Andrew Osborne comments for the International Bar Association: Supporting the workforce through Brexit02 May 2018
In an article for the International Bar Association, Andrew Osborne discusses the negative impact Brexit will have on retaining and recruiting staff from the EU.
Joanna Hunt again writes for the Free Movement blog: Do the Immigration Rules discriminate against women who want to work in the UK?04 April 2018
In an article for the Free Movement blog, Joanna Hunt discusses whether Tier 2 (the main visa route which enables migrants to work in the UK) is potentially discriminatory against women and hinders their ability to work in the UK.
The half way point to Brexit: 12 months down, 12 months to go29 March 2018
Today marks the one year anniversary since Article 50 was triggered on 29 March 2017. The last 12 months have seen a number of key developments.
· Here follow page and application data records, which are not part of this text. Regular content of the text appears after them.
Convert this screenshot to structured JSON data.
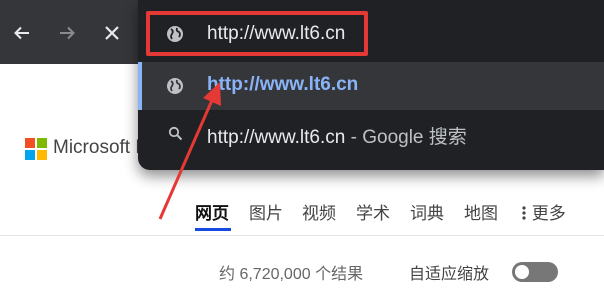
{
  "browser": {
    "icons": [
      "back-icon",
      "forward-icon",
      "stop-icon",
      "globe-icon",
      "search-icon"
    ],
    "omnibox": {
      "value": "http://www.lt6.cn"
    },
    "suggestions": [
      {
        "url": "http://www.lt6.cn",
        "icon": "globe-icon",
        "selected": true
      },
      {
        "url": "http://www.lt6.cn",
        "separator": " - ",
        "engine_text": "Google 搜索",
        "icon": "search-icon"
      }
    ],
    "accent_color": "#8ab4f8",
    "highlight_color": "#e53935"
  },
  "page": {
    "logo_text": "Microsoft B",
    "tabs": [
      {
        "label": "网页",
        "active": true
      },
      {
        "label": "图片"
      },
      {
        "label": "视频"
      },
      {
        "label": "学术"
      },
      {
        "label": "词典"
      },
      {
        "label": "地图"
      },
      {
        "label": "更多",
        "icon": "more-vert-icon"
      }
    ],
    "results_count": "约 6,720,000 个结果",
    "adaptive_zoom_label": "自适应缩放",
    "adaptive_zoom_on": false
  }
}
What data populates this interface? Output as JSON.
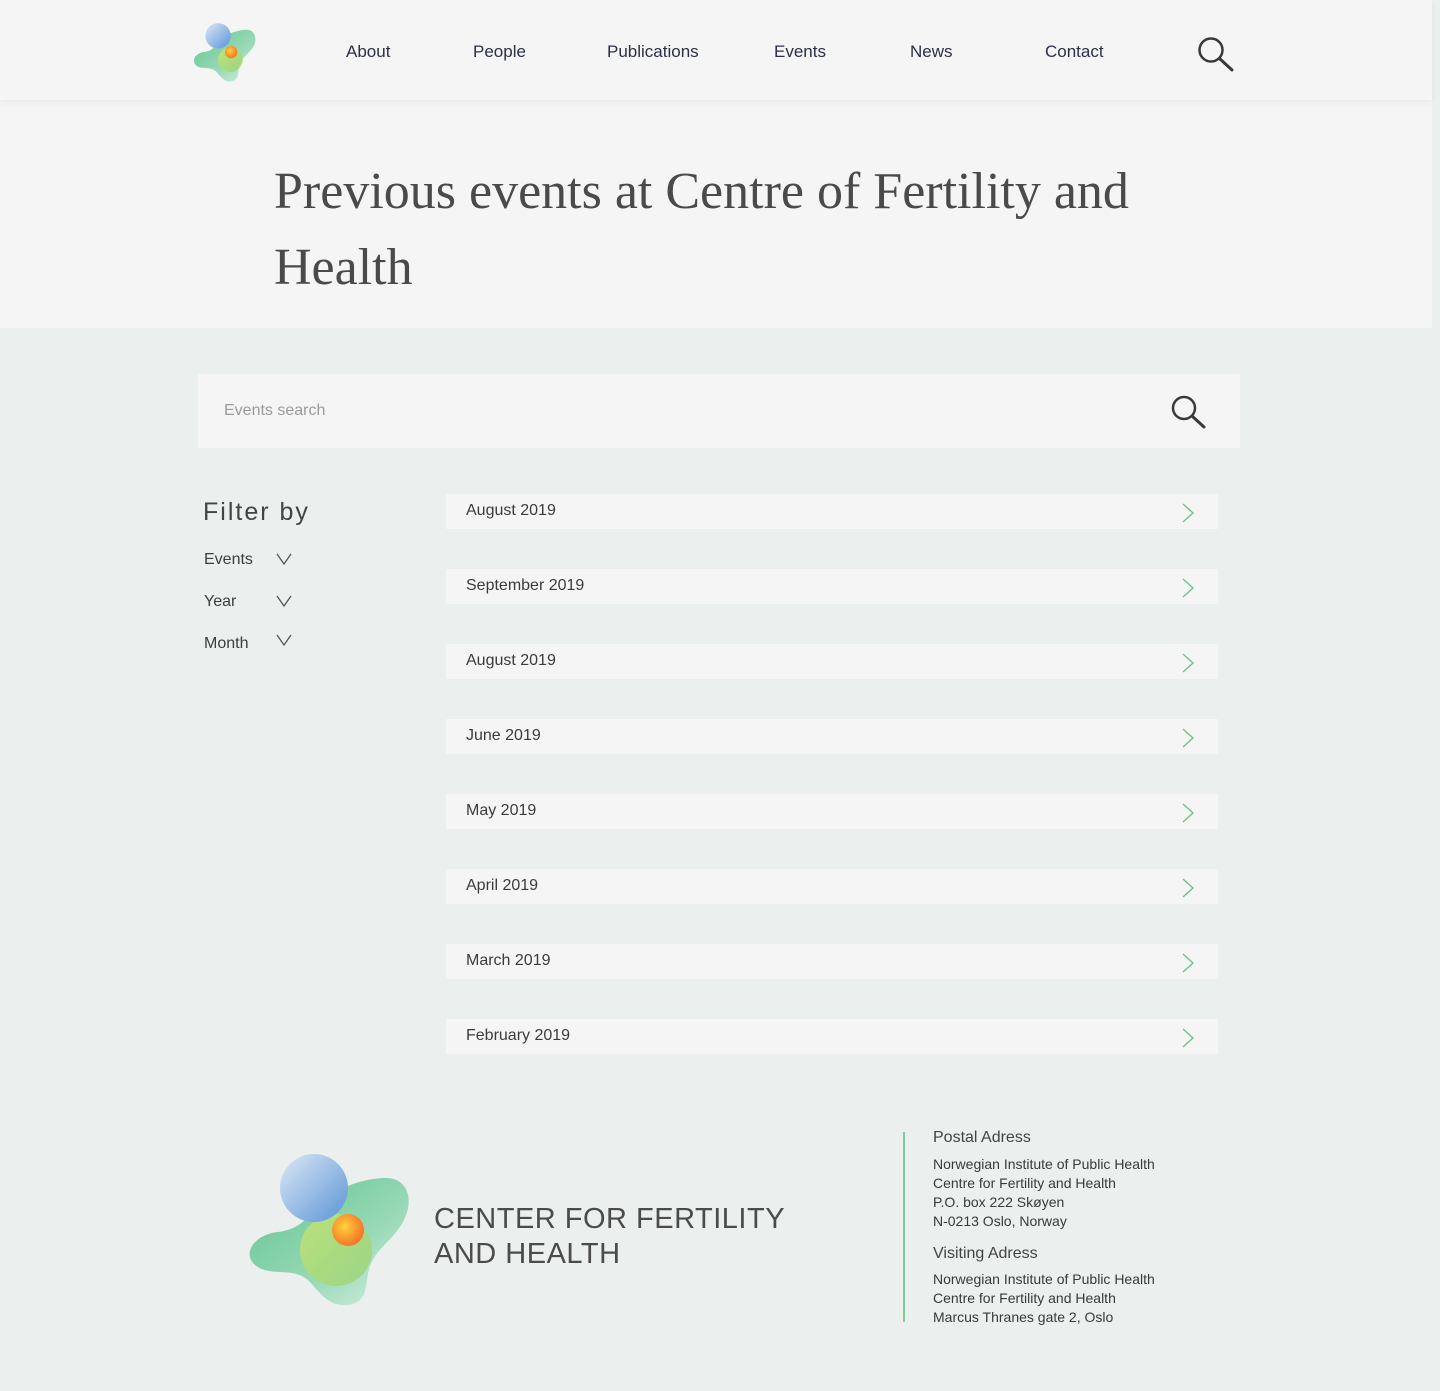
{
  "nav": {
    "items": [
      {
        "label": "About"
      },
      {
        "label": "People"
      },
      {
        "label": "Publications"
      },
      {
        "label": "Events"
      },
      {
        "label": "News"
      },
      {
        "label": "Contact"
      }
    ]
  },
  "hero": {
    "title": "Previous events at Centre of Fertility and Health"
  },
  "search": {
    "placeholder": "Events search"
  },
  "filter": {
    "title": "Filter by",
    "items": [
      {
        "label": "Events"
      },
      {
        "label": "Year"
      },
      {
        "label": "Month"
      }
    ]
  },
  "events": [
    {
      "label": "August 2019"
    },
    {
      "label": "September 2019"
    },
    {
      "label": "August 2019"
    },
    {
      "label": "June 2019"
    },
    {
      "label": "May 2019"
    },
    {
      "label": "April 2019"
    },
    {
      "label": "March 2019"
    },
    {
      "label": "February 2019"
    }
  ],
  "footer": {
    "name_line1": "CENTER FOR FERTILITY",
    "name_line2": "AND HEALTH",
    "postal": {
      "heading": "Postal Adress",
      "lines": [
        "Norwegian Institute of Public Health",
        "Centre for Fertility and Health",
        "P.O. box 222 Skøyen",
        "N-0213 Oslo, Norway"
      ]
    },
    "visiting": {
      "heading": "Visiting Adress",
      "lines": [
        "Norwegian Institute of Public Health",
        "Centre for Fertility and Health",
        "Marcus Thranes gate 2, Oslo"
      ]
    }
  },
  "colors": {
    "background": "#ebefee",
    "panel": "#f5f5f5",
    "nav_text": "#2d2f4a",
    "accent_green": "#7fcb9a"
  }
}
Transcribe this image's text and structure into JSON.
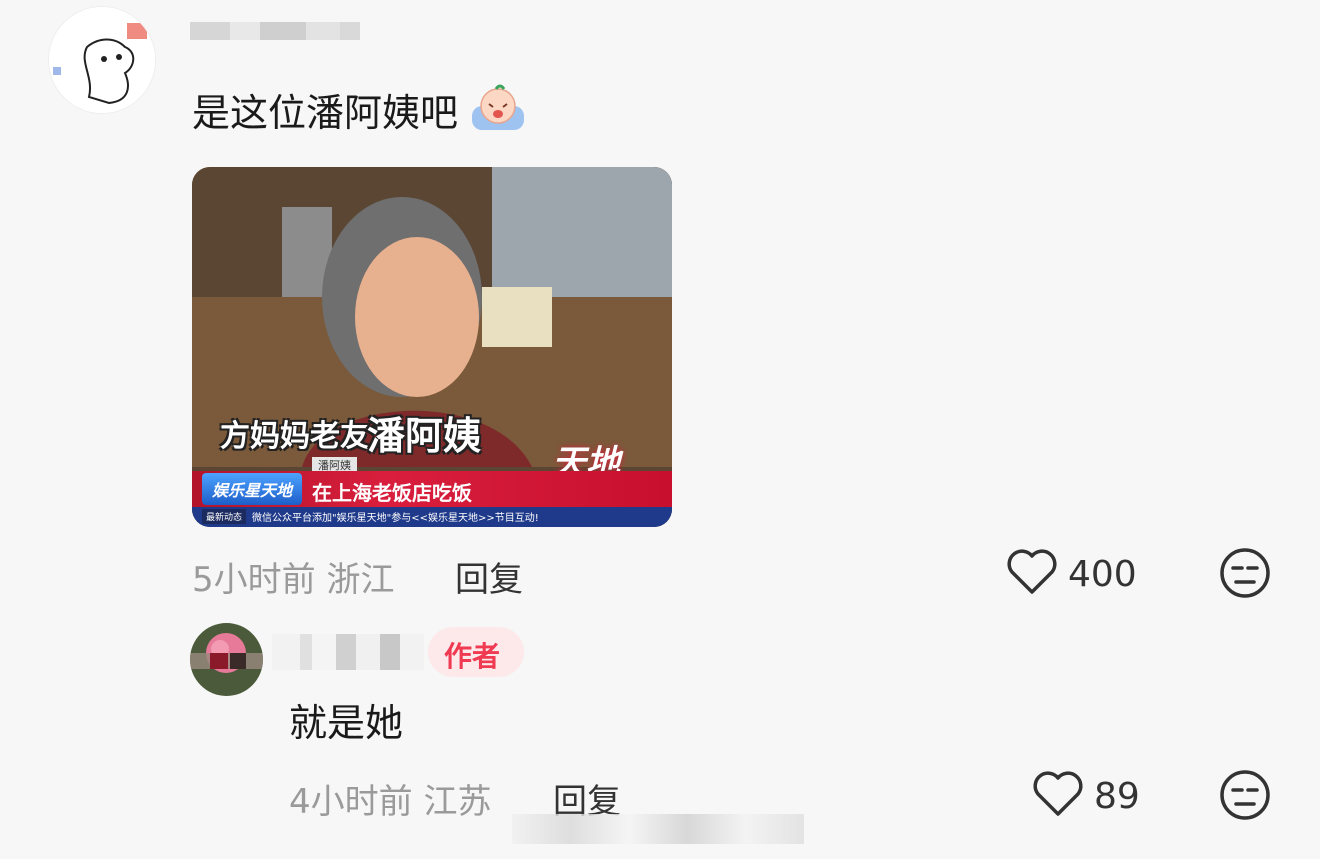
{
  "comments": [
    {
      "text": "是这位潘阿姨吧",
      "emoji_icon": "crying-face-emoji",
      "image": {
        "caption_prefix": "方妈妈老友：",
        "caption_name": "潘阿姨",
        "ticker_text": "在上海老饭店吃饭",
        "show_logo": "娱乐星天地",
        "channel_logo": "天地",
        "label_small": "潘阿姨",
        "bottom_badge": "最新动态",
        "bottom_ticker": "微信公众平台添加\"娱乐星天地\"参与<<娱乐星天地>>节目互动!"
      },
      "time": "5小时前",
      "location": "浙江",
      "reply_label": "回复",
      "likes": "400"
    },
    {
      "author_badge": "作者",
      "text": "就是她",
      "time": "4小时前",
      "location": "江苏",
      "reply_label": "回复",
      "likes": "89"
    }
  ],
  "colors": {
    "background": "#f7f7f7",
    "meta_gray": "#9a9a9a",
    "author_badge_bg": "#fde8ea",
    "author_badge_text": "#f03a52"
  }
}
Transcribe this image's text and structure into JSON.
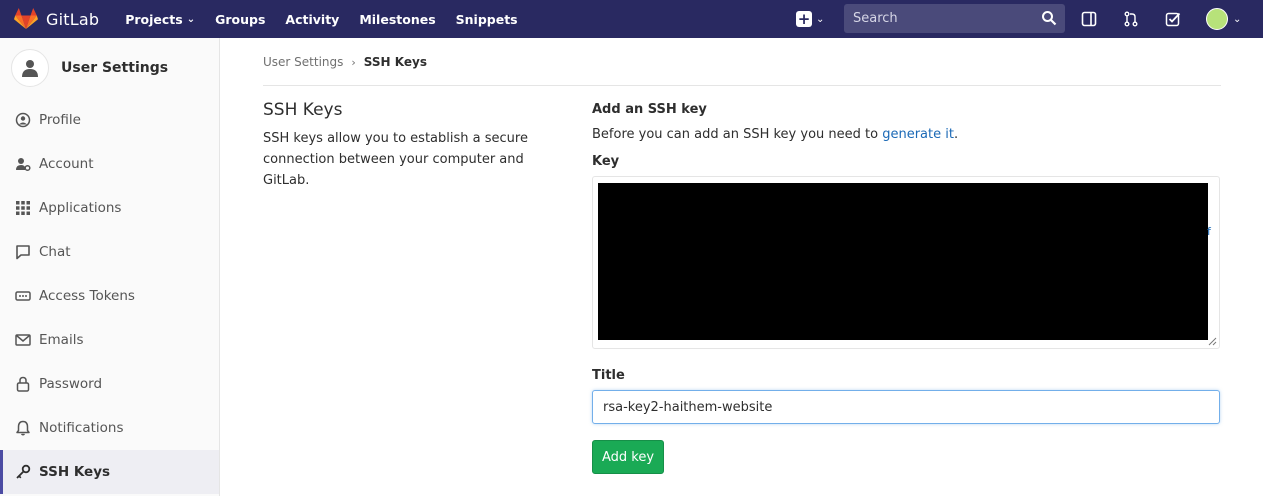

Following the end of the first stage of negotiations in Brussels, there is now an agreement in place for the rights of EU nationals and their family members living in the UK. Last week saw the announcement that the UK and EU have finally agreed a deal on the transition period.
Return of the MAC – Business makes the case for EEA migration28 March 2018
There are clear signs that the government is prepared to listen to concerns from business about the impact of restricting EEA migration.
Brexit priorities for HR with a year to go21 March 2018
The United Kingdom will leave the European Union in just over a year’s time on 29 March 2019, in the absence of an agreement to defer the separation. It seems probable there will be a 21-month transitional period, during which EU laws will continue to apply and business will have time to adapt to a post-Brexit world.
Michael Burd is quoted in The Law Society Gazette: Exit Wounds19 March 2018
Michael Burd is quoted in the write up of the latest Gazette roundtable held last week.
Brexit and immigration – key steps to help you and your EU workforce prepare16 March 2018
From late 2018, EU nationals already in the UK will have to register and apply for settled status if they have been in the UK for five years. The Government also intends to end free movement of workers from the EU by 2021. Are you and your workforce ready for these changes?
Brexit, #metoo and equal pay: the hidden links09 March 2018
Remix to Transition02 March 2018
This week the government released a new proposal on EU citizens arriving in the UK during the Brexit 'transition period', which is set to run for about two years after the UK leaves the EU in March 2019.